strategy one
strategy one

Develop academic emergency plans as facility/IT plans are being formulated

Faculty Component

Administrative Component

Student Component

Focus on re-establishing or continuing academic activities/services

strategy two
strategy two

Develop a plan for re-establishing institutional Web sites…fast

Clear evidence from Sloan Semester that academic communities turned (attempted to in any event) to their web sites

Have a back-up hosting site

Develop a system for approving messages

strategy three
strategy three

Develop student continuation plans—online learning should be a key component

Migrating courses to online format

Course continuation strategies

Course sharing arrangements

It is difficult to develop online courses or to undertake faculty training in a crisis

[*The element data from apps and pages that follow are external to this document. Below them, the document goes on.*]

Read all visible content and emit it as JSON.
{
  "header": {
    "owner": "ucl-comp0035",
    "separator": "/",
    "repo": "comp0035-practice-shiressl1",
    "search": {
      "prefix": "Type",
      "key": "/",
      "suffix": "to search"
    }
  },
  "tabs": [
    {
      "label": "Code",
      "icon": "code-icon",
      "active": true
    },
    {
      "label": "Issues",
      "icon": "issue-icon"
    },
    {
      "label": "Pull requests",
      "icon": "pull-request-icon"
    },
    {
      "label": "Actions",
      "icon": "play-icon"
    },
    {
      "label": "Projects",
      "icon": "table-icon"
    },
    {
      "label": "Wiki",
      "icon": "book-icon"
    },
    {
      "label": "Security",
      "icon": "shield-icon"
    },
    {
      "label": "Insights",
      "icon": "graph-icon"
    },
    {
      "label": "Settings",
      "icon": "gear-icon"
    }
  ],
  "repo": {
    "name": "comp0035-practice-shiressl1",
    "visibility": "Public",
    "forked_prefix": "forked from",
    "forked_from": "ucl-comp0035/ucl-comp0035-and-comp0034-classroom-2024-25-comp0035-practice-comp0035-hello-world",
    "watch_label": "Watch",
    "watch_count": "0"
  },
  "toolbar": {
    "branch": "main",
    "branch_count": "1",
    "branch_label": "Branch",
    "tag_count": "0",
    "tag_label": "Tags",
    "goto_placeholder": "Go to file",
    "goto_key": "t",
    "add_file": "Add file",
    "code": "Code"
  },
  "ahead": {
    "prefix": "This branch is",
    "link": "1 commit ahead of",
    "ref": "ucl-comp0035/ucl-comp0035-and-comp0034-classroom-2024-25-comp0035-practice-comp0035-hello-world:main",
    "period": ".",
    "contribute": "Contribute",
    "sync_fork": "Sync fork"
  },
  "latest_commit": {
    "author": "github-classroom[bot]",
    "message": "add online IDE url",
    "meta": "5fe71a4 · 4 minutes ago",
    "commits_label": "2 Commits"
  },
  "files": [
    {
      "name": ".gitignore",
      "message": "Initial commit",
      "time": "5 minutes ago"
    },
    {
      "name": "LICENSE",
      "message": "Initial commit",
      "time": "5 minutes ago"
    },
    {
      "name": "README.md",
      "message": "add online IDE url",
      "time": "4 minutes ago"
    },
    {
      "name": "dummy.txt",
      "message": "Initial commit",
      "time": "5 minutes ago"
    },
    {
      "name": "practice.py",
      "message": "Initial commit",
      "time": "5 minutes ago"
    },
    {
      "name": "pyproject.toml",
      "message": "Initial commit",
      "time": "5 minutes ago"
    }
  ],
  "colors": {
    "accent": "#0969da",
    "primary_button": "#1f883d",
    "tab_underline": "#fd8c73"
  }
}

strategy four
strategy four

Develop a set of guiding policies and obtain policy commitments. Include…

“Admission” to another institution

Tuition and fees

Financial Aid

Credit transfer/recognition

Course completion/extension of terms

strategy five
strategy five

Establish and have ready online repositories of courses…join now



State and system online initiatives

strategy six
strategy six

Design an academic “buddy system”

“Partner” with another institution(s)

Student services/support

Faculty (joint course development)

IT back-up/sharing

Strengthen relationships

Sloan C, NUTN, ADEC, others

strategy seven
strategy seven

Once you have developed a disaster recovery/continuation plan, don’t hide it!!!

Make it known to the community

Review and revise regularly

Provide access to it in an emergency


Academic Continuity-Emergency Management Workshop Report (and resources)

Sloan Semester

Disaster Preparedness, Response and Recovery

Changing Ideas of Campus Disaster Recovery: Designing Resiliency into Systems, Suresh Balakrishnan, Robert "Rob" Sapp, Eric Spangler, Donald Z. Spicer, EDUCAUSE Center for Applied Research, Volume 2007:20 20

College checklist for pandemic flu

Fairleigh Dickinson University Faculty Quick Start Guide

Learning After Loss

Shelter from the Storm: IT and Business Continuity in Higher Education (Yanosky, 2007)